Every single entry needs to appear again exactly as given.

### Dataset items
────────────────────

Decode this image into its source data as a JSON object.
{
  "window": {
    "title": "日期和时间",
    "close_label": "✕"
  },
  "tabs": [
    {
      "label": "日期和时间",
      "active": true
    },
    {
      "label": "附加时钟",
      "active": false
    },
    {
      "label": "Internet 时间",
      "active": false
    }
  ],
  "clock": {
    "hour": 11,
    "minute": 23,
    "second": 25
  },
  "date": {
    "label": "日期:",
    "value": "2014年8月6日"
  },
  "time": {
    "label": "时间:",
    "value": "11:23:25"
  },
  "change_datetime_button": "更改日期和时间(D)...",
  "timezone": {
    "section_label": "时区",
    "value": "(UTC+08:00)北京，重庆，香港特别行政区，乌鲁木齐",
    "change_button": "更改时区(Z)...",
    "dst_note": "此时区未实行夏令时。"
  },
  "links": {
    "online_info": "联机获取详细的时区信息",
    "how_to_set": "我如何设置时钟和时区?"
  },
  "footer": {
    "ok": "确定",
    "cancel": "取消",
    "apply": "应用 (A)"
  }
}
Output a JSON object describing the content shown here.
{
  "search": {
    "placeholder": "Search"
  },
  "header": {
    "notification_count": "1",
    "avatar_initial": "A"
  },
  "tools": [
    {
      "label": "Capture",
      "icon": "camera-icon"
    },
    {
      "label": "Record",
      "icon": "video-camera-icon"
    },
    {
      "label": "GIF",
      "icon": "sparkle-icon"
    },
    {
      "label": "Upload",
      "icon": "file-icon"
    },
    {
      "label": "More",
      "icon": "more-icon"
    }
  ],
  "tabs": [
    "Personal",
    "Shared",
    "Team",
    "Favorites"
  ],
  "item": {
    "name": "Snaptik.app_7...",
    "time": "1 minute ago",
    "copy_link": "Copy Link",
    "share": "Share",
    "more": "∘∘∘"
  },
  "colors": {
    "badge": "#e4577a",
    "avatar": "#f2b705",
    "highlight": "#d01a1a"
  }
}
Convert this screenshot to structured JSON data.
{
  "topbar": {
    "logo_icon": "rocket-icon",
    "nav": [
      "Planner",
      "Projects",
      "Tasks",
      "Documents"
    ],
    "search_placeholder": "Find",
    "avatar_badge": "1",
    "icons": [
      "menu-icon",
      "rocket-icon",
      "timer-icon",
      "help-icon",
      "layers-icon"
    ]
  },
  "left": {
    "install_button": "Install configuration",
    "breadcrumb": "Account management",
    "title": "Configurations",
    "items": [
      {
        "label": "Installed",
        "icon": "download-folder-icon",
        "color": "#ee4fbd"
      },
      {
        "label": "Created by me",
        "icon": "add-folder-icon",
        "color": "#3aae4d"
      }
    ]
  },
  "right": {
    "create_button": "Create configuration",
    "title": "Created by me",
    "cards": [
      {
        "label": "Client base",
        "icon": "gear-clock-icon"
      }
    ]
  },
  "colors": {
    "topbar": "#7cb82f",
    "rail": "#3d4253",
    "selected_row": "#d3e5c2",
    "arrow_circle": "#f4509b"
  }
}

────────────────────

### Solution below
Decode this image into its source data as a JSON object.
{
  "window": {
    "title": "日期和时间",
    "close_label": "✕"
  },
  "tabs": [
    {
      "label": "日期和时间",
      "active": true
    },
    {
      "label": "附加时钟",
      "active": false
    },
    {
      "label": "Internet 时间",
      "active": false
    }
  ],
  "clock": {
    "hour": 11,
    "minute": 23,
    "second": 25
  },
  "date": {
    "label": "日期:",
    "value": "2014年8月6日"
  },
  "time": {
    "label": "时间:",
    "value": "11:23:25"
  },
  "change_datetime_button": "更改日期和时间(D)...",
  "timezone": {
    "section_label": "时区",
    "value": "(UTC+08:00)北京，重庆，香港特别行政区，乌鲁木齐",
    "change_button": "更改时区(Z)...",
    "dst_note": "此时区未实行夏令时。"
  },
  "links": {
    "online_info": "联机获取详细的时区信息",
    "how_to_set": "我如何设置时钟和时区?"
  },
  "footer": {
    "ok": "确定",
    "cancel": "取消",
    "apply": "应用 (A)"
  }
}
Output a JSON object describing the content shown here.
{
  "search": {
    "placeholder": "Search"
  },
  "header": {
    "notification_count": "1",
    "avatar_initial": "A"
  },
  "tools": [
    {
      "label": "Capture",
      "icon": "camera-icon"
    },
    {
      "label": "Record",
      "icon": "video-camera-icon"
    },
    {
      "label": "GIF",
      "icon": "sparkle-icon"
    },
    {
      "label": "Upload",
      "icon": "file-icon"
    },
    {
      "label": "More",
      "icon": "more-icon"
    }
  ],
  "tabs": [
    "Personal",
    "Shared",
    "Team",
    "Favorites"
  ],
  "item": {
    "name": "Snaptik.app_7...",
    "time": "1 minute ago",
    "copy_link": "Copy Link",
    "share": "Share",
    "more": "∘∘∘"
  },
  "colors": {
    "badge": "#e4577a",
    "avatar": "#f2b705",
    "highlight": "#d01a1a"
  }
}
Convert this screenshot to structured JSON data.
{
  "topbar": {
    "logo_icon": "rocket-icon",
    "nav": [
      "Planner",
      "Projects",
      "Tasks",
      "Documents"
    ],
    "search_placeholder": "Find",
    "avatar_badge": "1",
    "icons": [
      "menu-icon",
      "rocket-icon",
      "timer-icon",
      "help-icon",
      "layers-icon"
    ]
  },
  "left": {
    "install_button": "Install configuration",
    "breadcrumb": "Account management",
    "title": "Configurations",
    "items": [
      {
        "label": "Installed",
        "icon": "download-folder-icon",
        "color": "#ee4fbd"
      },
      {
        "label": "Created by me",
        "icon": "add-folder-icon",
        "color": "#3aae4d"
      }
    ]
  },
  "right": {
    "create_button": "Create configuration",
    "title": "Created by me",
    "cards": [
      {
        "label": "Client base",
        "icon": "gear-clock-icon"
      }
    ]
  },
  "colors": {
    "topbar": "#7cb82f",
    "rail": "#3d4253",
    "selected_row": "#d3e5c2",
    "arrow_circle": "#f4509b"
  }
}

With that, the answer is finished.